ENTRIES PROVIDED>
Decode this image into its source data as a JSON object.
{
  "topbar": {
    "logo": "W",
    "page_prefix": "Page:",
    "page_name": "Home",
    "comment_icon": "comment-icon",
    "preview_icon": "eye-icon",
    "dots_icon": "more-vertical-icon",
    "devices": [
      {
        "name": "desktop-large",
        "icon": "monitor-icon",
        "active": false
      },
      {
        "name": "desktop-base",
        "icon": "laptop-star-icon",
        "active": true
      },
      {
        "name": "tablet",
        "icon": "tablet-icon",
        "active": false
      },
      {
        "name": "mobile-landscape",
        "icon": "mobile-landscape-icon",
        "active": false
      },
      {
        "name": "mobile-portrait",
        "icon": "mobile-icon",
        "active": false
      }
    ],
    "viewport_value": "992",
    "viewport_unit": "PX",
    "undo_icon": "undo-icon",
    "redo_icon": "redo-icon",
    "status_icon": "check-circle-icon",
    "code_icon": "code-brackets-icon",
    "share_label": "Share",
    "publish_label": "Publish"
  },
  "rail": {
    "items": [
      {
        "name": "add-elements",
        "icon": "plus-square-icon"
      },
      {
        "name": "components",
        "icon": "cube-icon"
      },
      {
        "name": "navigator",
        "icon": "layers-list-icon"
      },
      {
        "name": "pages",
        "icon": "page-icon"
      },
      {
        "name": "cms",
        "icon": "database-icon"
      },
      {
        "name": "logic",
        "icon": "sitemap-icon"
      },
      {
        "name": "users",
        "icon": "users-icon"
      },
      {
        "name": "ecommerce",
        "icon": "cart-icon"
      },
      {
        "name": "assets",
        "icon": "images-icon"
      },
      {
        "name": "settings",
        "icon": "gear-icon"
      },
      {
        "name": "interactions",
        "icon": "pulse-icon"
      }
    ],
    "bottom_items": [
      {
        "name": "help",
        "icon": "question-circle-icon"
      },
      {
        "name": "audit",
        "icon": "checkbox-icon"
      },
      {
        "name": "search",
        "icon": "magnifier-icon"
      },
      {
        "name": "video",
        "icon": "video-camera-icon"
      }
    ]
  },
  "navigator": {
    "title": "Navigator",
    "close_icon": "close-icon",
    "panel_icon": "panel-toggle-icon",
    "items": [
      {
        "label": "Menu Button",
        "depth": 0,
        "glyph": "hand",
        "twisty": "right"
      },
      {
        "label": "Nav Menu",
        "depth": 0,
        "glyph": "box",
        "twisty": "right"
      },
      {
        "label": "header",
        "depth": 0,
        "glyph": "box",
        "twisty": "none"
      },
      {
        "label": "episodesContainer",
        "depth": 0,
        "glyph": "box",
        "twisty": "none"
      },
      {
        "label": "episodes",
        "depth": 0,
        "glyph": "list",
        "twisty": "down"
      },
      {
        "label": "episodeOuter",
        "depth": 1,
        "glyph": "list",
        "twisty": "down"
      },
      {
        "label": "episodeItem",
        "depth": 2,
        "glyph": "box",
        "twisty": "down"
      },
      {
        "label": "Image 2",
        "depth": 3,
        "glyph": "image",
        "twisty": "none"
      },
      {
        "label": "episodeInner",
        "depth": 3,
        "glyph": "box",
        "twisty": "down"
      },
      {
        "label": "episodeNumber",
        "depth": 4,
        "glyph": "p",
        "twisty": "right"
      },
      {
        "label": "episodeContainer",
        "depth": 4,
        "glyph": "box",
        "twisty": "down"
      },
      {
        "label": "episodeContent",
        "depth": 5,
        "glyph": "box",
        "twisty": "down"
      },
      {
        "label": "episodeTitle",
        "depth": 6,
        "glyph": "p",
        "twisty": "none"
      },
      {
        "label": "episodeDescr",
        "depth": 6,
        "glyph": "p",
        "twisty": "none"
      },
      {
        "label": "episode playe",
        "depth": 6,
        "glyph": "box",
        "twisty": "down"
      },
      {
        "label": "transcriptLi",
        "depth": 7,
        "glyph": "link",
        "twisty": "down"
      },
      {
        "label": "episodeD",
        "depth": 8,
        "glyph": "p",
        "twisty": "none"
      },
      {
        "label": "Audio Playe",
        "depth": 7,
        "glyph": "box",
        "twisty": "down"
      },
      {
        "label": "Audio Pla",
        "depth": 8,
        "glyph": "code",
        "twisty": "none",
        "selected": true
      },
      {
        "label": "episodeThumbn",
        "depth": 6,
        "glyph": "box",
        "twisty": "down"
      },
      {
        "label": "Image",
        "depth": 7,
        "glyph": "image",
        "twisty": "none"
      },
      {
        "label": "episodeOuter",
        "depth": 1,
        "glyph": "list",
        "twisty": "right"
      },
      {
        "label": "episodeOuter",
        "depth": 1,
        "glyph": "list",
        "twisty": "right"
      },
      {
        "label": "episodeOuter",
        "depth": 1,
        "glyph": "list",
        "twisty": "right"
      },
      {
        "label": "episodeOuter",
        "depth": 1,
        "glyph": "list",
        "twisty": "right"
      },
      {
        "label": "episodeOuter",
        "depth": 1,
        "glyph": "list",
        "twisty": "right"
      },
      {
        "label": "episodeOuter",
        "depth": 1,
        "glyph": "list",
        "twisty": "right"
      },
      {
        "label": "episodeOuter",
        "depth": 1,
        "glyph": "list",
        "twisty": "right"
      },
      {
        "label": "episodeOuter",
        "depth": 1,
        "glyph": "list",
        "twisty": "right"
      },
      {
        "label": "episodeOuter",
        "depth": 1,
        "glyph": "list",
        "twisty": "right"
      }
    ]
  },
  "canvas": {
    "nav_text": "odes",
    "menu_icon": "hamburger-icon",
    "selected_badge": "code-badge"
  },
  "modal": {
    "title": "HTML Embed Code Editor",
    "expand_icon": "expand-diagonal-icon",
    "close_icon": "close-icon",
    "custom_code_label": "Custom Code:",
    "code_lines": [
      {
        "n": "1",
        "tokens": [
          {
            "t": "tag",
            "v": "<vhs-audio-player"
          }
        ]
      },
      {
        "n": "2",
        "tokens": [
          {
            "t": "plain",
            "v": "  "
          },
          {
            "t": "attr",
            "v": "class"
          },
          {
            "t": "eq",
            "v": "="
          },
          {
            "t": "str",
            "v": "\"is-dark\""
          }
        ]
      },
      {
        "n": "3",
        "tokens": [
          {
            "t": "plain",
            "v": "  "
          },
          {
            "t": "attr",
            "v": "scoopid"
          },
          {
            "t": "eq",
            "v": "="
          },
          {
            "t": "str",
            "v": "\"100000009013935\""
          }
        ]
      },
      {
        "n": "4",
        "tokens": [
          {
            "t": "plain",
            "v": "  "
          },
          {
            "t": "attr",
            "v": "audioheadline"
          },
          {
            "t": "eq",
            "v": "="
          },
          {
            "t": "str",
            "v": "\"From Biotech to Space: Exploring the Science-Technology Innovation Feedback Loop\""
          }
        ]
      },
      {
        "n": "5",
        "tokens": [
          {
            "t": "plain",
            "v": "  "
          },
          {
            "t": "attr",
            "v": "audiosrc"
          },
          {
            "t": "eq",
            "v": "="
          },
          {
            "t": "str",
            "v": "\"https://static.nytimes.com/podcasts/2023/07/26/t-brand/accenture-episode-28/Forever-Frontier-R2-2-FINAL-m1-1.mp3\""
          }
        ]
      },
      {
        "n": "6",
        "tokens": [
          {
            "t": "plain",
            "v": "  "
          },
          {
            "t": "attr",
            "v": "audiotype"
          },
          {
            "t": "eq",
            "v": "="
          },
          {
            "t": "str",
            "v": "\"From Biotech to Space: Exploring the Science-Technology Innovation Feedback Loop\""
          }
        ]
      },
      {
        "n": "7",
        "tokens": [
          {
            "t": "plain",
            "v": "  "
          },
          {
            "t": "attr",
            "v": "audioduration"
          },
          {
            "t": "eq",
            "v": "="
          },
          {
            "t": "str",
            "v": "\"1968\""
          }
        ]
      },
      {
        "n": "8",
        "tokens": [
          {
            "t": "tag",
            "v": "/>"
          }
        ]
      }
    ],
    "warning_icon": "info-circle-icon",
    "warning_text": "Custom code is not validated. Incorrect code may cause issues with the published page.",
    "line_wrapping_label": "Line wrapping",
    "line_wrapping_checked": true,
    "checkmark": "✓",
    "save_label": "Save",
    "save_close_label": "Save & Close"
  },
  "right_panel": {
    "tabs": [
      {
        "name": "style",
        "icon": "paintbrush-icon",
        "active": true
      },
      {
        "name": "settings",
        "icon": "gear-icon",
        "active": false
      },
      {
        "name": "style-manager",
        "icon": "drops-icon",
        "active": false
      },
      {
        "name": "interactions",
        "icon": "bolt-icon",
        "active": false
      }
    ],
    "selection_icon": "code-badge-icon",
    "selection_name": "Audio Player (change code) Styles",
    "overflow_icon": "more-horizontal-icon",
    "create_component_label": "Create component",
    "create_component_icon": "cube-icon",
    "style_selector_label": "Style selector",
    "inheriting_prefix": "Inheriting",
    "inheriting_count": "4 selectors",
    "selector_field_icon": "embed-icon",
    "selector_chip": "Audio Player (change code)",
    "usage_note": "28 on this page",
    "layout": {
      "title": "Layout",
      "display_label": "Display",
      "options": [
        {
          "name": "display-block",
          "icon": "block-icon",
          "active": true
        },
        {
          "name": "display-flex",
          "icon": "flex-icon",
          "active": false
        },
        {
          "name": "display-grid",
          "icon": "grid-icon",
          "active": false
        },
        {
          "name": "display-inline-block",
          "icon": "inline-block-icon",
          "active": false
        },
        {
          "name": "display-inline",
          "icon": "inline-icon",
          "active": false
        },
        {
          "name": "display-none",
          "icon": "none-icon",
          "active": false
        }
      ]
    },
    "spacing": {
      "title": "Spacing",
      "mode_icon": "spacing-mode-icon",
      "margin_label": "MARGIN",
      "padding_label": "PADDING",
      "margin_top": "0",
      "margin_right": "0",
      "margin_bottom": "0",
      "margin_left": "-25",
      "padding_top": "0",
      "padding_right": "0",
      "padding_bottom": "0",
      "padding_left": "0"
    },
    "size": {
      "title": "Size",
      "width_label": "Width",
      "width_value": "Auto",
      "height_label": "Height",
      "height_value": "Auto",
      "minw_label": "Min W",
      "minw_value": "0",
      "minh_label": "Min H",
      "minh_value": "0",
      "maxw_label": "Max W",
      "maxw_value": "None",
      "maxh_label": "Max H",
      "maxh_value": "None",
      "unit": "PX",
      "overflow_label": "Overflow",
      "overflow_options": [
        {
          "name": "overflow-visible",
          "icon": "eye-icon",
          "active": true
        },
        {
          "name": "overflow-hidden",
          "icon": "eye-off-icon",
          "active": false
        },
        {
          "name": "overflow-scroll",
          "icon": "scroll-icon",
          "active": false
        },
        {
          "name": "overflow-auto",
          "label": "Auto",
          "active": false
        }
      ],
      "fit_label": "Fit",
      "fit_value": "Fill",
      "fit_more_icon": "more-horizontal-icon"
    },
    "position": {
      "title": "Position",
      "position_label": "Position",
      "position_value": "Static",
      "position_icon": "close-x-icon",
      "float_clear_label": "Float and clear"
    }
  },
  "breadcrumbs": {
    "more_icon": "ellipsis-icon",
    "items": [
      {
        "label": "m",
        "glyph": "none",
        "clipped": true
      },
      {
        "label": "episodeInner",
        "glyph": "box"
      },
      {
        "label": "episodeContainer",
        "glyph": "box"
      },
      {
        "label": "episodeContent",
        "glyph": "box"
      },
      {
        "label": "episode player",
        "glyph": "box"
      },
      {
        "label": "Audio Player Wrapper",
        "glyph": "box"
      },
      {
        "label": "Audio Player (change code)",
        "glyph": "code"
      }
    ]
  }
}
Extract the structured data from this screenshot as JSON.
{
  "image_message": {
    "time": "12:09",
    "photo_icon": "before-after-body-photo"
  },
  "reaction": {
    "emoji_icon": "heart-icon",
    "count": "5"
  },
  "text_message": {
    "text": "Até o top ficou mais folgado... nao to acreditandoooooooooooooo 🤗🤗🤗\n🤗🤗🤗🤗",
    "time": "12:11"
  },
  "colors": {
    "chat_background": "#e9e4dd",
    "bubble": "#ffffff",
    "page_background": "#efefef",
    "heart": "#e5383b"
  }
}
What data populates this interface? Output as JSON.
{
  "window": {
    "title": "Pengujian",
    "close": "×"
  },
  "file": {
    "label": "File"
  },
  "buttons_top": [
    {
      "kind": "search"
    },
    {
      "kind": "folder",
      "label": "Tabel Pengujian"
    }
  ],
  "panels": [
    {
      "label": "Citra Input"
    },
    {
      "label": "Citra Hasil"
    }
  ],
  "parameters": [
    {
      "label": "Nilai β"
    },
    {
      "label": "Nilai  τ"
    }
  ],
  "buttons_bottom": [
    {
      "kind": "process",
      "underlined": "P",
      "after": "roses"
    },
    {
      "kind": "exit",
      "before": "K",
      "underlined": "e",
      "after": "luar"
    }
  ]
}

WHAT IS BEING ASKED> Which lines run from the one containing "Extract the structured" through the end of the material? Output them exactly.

RESPONSE>
Extract the structured data from this screenshot as JSON.
{
  "image_message": {
    "time": "12:09",
    "photo_icon": "before-after-body-photo"
  },
  "reaction": {
    "emoji_icon": "heart-icon",
    "count": "5"
  },
  "text_message": {
    "text": "Até o top ficou mais folgado... nao to acreditandoooooooooooooo 🤗🤗🤗\n🤗🤗🤗🤗",
    "time": "12:11"
  },
  "colors": {
    "chat_background": "#e9e4dd",
    "bubble": "#ffffff",
    "page_background": "#efefef",
    "heart": "#e5383b"
  }
}
What data populates this interface? Output as JSON.
{
  "window": {
    "title": "Pengujian",
    "close": "×"
  },
  "file": {
    "label": "File"
  },
  "buttons_top": [
    {
      "kind": "search"
    },
    {
      "kind": "folder",
      "label": "Tabel Pengujian"
    }
  ],
  "panels": [
    {
      "label": "Citra Input"
    },
    {
      "label": "Citra Hasil"
    }
  ],
  "parameters": [
    {
      "label": "Nilai β"
    },
    {
      "label": "Nilai  τ"
    }
  ],
  "buttons_bottom": [
    {
      "kind": "process",
      "underlined": "P",
      "after": "roses"
    },
    {
      "kind": "exit",
      "before": "K",
      "underlined": "e",
      "after": "luar"
    }
  ]
}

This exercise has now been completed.